Female 2020 Candidates Face Tougher Media Coverage Than Men, Study Says
Researchers at Northeastern University School of Journalism have discovered what they believe is a "disconcerting trend" in the media's coverage of the 2020 presidential race. After analyzing 130 articles pulled from the five most-read online news outlets, they found the media was consistently tougher on female 2020 candidates, often describing them more negatively than their male counterparts.
"Female candidates running for president are consistently being described in the media more negatively than their male counterparts," researchers involved in Northeastern University School of Journalism's Storybench 2020 Election Coverage Tracker have said.
As part of their election coverage analysis, researchers at Storybench examined how the media has been covering 2020 contenders, with a particular focus on the 2020 Democratic candidates they feel have so far been "the most prominent candidates in the race:" Sens. Cory Booker, Kirsten Gillibrand, Kamala Harris, Amy Klobuchar, Bernie Sanders, Elizabeth Warren, and former Rep. Beto O'Rourke. According to researchers, Sanders ranks first in terms of most positive net sentiment, followed closely by Booker and O'Rourke. Warren, Klobuchar, Harris, and Gillibrand all trail behind, with researchers finding smaller percentages of positive words used in coverage pertaining to them.
"One possibility is that the four female candidates have simply been dealing with scandals at a higher rate than their male counterparts," researchers noted, citing Warren's ancestry test, Klobuchar's comb incident, Harris' history as a prosecutor, and reports on how Gillibrand's office reportedly handled sexual assault allegations. "But another possibility is that the women are simply facing more scrutiny than the men."
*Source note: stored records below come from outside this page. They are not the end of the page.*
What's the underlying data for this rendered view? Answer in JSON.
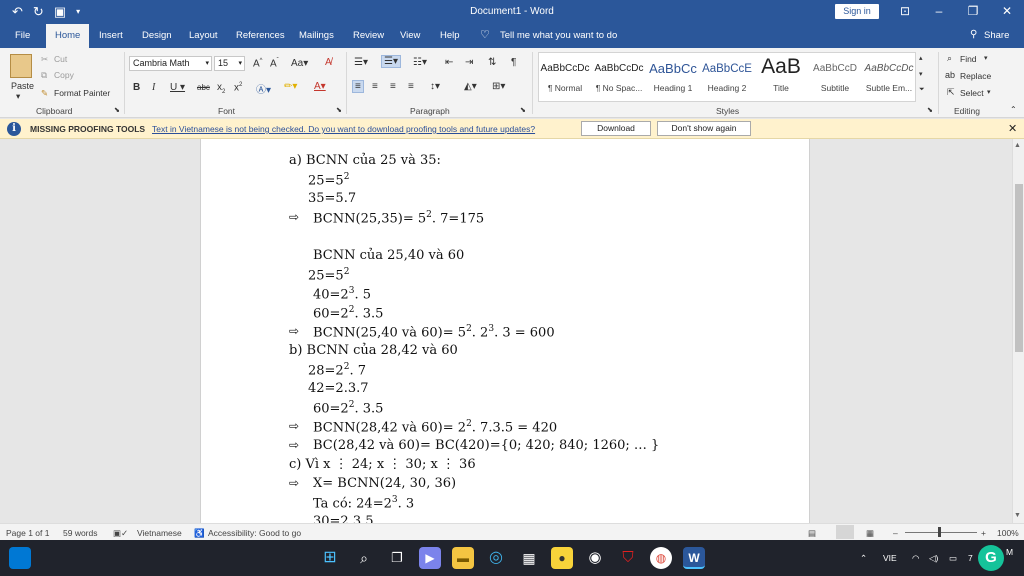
{
  "title_bar": {
    "doc_title": "Document1  -  Word",
    "sign_in": "Sign in"
  },
  "tabs": [
    "File",
    "Home",
    "Insert",
    "Design",
    "Layout",
    "References",
    "Mailings",
    "Review",
    "View",
    "Help"
  ],
  "tell_me": "Tell me what you want to do",
  "share": "Share",
  "clipboard": {
    "paste": "Paste",
    "cut": "Cut",
    "copy": "Copy",
    "format_painter": "Format Painter",
    "label": "Clipboard"
  },
  "font": {
    "name": "Cambria Math",
    "size": "15",
    "label": "Font"
  },
  "paragraph": {
    "label": "Paragraph"
  },
  "styles": {
    "label": "Styles",
    "items": [
      {
        "preview": "AaBbCcDc",
        "name": "¶ Normal"
      },
      {
        "preview": "AaBbCcDc",
        "name": "¶ No Spac..."
      },
      {
        "preview": "AaBbCc",
        "name": "Heading 1"
      },
      {
        "preview": "AaBbCcE",
        "name": "Heading 2"
      },
      {
        "preview": "AaB",
        "name": "Title"
      },
      {
        "preview": "AaBbCcD",
        "name": "Subtitle"
      },
      {
        "preview": "AaBbCcDc",
        "name": "Subtle Em..."
      }
    ]
  },
  "editing": {
    "find": "Find",
    "replace": "Replace",
    "select": "Select",
    "label": "Editing"
  },
  "infobar": {
    "title": "MISSING PROOFING TOOLS",
    "message": "Text in Vietnamese is not being checked. Do you want to download proofing tools and future updates?",
    "download": "Download",
    "dont_show": "Don't show again"
  },
  "document": {
    "lines": [
      "a) BCNN của 25 và 35:",
      "25=5",
      "35=5.7",
      "BCNN(25,35)= 5",
      "BCNN của 25,40 và 60",
      "25=5",
      "40=2",
      "60=2",
      "BCNN(25,40 và 60)= 5",
      "b) BCNN của 28,42 và 60",
      "28=2",
      "42=2.3.7",
      "60=2",
      "BCNN(28,42 và 60)= 2",
      "BC(28,42 và 60)= BC(420)={0; 420; 840; 1260; … }",
      "c) Vì x ⋮ 24; x ⋮ 30; x ⋮ 36",
      "X= BCNN(24, 30, 36)",
      "Ta có: 24=2",
      "30=2.3.5"
    ]
  },
  "status": {
    "page": "Page 1 of 1",
    "words": "59 words",
    "language": "Vietnamese",
    "accessibility": "Accessibility: Good to go",
    "zoom": "100%"
  },
  "taskbar": {
    "lang": "VIE",
    "time": "7",
    "ampm": "M"
  }
}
To analyze the sentiment behind media coverage for each candidate, Storybench pulled, at random, more than 100 articles (of 500 words or more) from CNN, The Washington Post, The New York Times, Fox News, and The Huffington Post, all news websites Amazon's Alexa credited as being the nation's top five most-read news sites. Storybench researchers also said their findings should be viewed with a degree of skepticism as they're based on early data. "The sentiment scoring is imperfect, and despite doubling our dataset, it is still too small to draw any certain conclusions," they said.
But the theory that female presidential candidates are more intently scrutinized by the media isn't new. In fact, much has been written about the sexist criticism 2016 Democratic nominee Hillary Clinton received in comparison to the men she ran against. When she raised her voice she was being "shrill" (a shouting Sanders, meanwhile, was impassioned). Her laugh was a "cackle" (as in a witch's). When she contracted pneumonia on the campaign trail she was "physically unfit to be president."
What's more, as Amanda Marcotte noted in an essay for Salon that was published earlier this year, Donald Trump "was widely perceived as the 'authentic' candidate" and touted as being "in touch with the common man" despite his wealth and proven falsehoods. Clinton, on the other hand, was often viewed as being "inauthentic" and/or "dishonest" due to how the media covered her, Marcotte said. Debates over candidates' authenticity have, according to Marcotte, already shown similarly sexist patterns in 2020 coverage. She noted that all of the prominent female 2020 candidates were "getting saddled with this narrative of inauthenticity."
While it may be too early to draw concrete conclusions from 2020 election coverage, Storybench researchers are certainly right about one thing: election coverage deserves scrutiny. As Storybench's Alexander Frandsen and Aleszu Bajak previously put it, "If the media serves as the watchdog of the election, then someone has to keep an eye on the watchdog, too."